Both of these government recommended daily allowance references place the public at increased risk for heart attack and stroke. No wonder cardiovascular disease is the per-eminent killer in America just behind iatrogenic causes. Reducing sodium too much is dangerous and ineffective for controlling blood pressure as demonstrated by this metaanalysis due to increased renin secretion (raising blood pressure) and sodium depletion (which causes a sympathetic response). The study also showed that moderate sodium intake of 4.6 grams (within a healthy range) did have a positive impact on blood pressure.

This, in addition to other factors may be why sodium intake higher than government guidelines is good for you. Sodium has many roles in our body. Perhaps the most well known is the sodium potassium pump (SPP). This is what helps maintain our blood pressure and contractility. Every muscle is dependent upon proper function of the SPP in order to work effectively, especially your heart.

We shouldn’t be afraid of sodium. We should be afraid of the processed foods that abuse sodium placing us at risk. Eating a healthy diet composes of whole, unprocessed foods and flavoring to taste with healthier versions of salt (like Himalayan or sea salt) and other healthy spices like cumin, cayenne, curry, and cinnamon are much wiser choices.

Cholesterol, Immunity, and Infectious Disease

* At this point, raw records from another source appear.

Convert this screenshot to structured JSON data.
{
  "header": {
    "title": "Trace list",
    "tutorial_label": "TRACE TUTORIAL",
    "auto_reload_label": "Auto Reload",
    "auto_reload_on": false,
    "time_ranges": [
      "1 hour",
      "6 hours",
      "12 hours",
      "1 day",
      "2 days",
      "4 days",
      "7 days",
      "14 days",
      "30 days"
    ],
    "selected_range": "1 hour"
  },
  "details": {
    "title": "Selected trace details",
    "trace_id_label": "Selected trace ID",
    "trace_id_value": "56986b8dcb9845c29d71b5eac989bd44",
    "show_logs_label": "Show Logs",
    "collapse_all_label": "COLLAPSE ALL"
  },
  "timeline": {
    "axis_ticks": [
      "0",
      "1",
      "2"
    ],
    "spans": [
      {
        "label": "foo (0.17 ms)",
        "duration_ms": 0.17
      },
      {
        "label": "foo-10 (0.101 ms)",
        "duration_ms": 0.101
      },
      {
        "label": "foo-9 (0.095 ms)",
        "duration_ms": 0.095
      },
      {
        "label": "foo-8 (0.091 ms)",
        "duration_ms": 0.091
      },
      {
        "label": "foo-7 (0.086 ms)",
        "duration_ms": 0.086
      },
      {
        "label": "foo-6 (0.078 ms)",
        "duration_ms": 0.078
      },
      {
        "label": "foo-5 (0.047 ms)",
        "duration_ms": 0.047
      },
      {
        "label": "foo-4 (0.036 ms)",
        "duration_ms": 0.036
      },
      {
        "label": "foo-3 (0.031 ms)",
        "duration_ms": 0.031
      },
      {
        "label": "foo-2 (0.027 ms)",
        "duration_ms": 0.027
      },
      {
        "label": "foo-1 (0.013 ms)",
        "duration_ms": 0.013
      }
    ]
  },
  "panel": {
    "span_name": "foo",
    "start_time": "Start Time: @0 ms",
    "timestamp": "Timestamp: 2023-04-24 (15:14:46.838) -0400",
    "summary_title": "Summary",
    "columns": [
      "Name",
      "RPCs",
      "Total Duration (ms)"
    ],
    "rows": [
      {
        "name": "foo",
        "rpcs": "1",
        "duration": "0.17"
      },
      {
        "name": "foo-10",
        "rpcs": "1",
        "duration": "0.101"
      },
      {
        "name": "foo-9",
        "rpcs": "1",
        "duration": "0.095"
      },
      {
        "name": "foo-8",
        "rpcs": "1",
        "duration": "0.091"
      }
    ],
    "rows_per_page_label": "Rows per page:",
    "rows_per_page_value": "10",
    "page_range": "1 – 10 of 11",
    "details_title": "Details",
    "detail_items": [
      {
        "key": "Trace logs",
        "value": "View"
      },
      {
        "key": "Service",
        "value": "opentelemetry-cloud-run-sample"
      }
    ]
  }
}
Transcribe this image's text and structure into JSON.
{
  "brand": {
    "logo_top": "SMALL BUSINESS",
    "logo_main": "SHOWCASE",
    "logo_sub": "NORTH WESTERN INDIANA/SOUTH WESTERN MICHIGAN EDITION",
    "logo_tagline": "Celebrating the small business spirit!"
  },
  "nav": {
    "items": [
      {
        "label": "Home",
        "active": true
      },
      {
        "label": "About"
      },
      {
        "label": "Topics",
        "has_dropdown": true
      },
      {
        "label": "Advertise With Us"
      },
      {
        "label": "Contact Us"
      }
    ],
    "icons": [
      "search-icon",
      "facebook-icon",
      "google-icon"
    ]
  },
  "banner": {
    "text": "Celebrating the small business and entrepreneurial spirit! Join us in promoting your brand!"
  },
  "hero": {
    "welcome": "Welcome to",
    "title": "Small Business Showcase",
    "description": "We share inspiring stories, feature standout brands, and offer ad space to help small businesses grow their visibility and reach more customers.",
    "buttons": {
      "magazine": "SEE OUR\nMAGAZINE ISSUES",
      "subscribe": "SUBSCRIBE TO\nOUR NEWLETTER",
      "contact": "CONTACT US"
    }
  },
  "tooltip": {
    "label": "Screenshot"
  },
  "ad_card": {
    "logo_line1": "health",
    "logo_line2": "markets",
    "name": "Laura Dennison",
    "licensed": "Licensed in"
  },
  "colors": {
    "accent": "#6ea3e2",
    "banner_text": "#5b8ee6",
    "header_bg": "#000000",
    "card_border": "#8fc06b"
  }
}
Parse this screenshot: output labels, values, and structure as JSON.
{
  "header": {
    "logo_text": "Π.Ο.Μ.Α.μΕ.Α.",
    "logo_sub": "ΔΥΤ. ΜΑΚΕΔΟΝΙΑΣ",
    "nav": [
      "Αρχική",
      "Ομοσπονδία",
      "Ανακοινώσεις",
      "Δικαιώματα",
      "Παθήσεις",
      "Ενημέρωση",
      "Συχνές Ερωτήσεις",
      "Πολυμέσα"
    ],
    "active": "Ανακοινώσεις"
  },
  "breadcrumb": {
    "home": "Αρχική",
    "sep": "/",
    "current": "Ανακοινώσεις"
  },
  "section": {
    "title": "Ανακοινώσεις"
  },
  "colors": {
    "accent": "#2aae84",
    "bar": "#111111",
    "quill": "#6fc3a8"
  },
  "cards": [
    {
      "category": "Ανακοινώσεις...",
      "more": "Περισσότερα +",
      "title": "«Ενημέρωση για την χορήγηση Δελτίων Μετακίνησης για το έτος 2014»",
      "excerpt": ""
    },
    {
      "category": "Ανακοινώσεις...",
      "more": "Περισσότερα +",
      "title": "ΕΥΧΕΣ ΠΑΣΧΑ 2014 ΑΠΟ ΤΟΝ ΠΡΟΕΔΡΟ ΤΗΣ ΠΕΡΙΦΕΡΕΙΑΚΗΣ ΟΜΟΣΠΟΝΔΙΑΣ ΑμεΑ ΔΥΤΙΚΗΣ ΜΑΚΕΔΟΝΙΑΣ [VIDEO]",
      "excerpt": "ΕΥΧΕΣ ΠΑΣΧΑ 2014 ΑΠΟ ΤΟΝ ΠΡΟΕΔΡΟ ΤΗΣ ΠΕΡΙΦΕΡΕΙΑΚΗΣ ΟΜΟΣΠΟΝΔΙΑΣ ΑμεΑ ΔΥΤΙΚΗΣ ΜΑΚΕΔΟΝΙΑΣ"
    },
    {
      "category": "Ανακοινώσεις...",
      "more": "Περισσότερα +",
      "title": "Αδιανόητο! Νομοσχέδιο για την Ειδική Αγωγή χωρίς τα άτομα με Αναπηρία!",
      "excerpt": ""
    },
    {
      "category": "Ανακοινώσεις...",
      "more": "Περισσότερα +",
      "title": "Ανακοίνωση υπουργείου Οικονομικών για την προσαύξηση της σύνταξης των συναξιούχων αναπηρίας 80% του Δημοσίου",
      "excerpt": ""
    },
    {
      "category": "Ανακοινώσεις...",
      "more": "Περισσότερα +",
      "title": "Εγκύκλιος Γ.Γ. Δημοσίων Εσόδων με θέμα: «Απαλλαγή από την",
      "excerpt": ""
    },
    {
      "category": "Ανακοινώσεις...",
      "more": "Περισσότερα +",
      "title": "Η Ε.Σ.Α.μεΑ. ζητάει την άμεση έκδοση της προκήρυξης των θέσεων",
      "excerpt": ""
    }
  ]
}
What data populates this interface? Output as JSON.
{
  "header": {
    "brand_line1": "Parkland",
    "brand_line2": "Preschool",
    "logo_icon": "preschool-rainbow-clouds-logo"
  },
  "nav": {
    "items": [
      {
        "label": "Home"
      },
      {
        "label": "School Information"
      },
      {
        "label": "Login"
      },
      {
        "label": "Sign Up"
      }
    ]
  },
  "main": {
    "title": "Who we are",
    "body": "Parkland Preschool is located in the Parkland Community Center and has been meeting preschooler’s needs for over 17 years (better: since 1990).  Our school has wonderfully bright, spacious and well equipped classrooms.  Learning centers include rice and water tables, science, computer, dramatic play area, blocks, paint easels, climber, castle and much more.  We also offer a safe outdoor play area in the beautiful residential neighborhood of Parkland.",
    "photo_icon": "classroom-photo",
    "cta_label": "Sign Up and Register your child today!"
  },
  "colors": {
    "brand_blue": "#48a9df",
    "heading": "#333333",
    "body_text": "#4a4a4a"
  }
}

Cholesterol plays an important role in immunity, especially with bloodborne pathogens. One study here explained that total cholesterol (TC) fluctuates wildly during acute infections indicating cholesterol may have immune mediated activity. The article reviewed 19 cohort studies that revealed a correlation between increased death from respiratory and gastrointestinal diseases (both infectious) and low TC.

It also showed that people admitted to hospitals due to an infectious disease also had low cholesterol. Some common diseases noted were genitourinary infections, skin, and subcutaneous (just below the skin) infections. HIV and death from AIDS were also associated with lower cholesterol levels.

Patients with low TC suffering from chronic heart failure had a poorer prognosis after surgery and lower long-term survival rates. This also included patients recovering from abdominal surgeries. Another interesting note was that people suffering from hepatitis B including asymptomatic carriers also have lower TC levels.

Although the evidence shows that young and middle-aged men are at risk for heart disease with high cholesterol (this can be controlled through diet) their risk becomes negated when they get close to 50. As one gets older, higher cholesterol is associated with longevity 1, 2 in both men and women. This may be due to not only the cardioprotective effects of higher cholesterol but also to innate immunoprotective mechanisms associated higher TC.

Interestingly, eating a diet lower in fiber increases serum cholesterol due to the gut’s increased ability to reabsorb cholesterol in the absence of fiber. In addition to this, diets higher in linoleic and linolenic acids (essential fatty acids) may help prevent or reverse atherosclerosis (yes, atherosclerosis can be reversed).

Another article showed that one cause of cardiovascular disease may result from bacterial communities reinfecting arterial walls. Suppressed immune response related to low cholesterol may be a contributing factor.

If you want to reduce your risk of infection and improve immunity response mechanisms, one thing to consider is maintaining healthy cholesterol levels. Cholesterol may also play a role in a number of autoimmune disorders.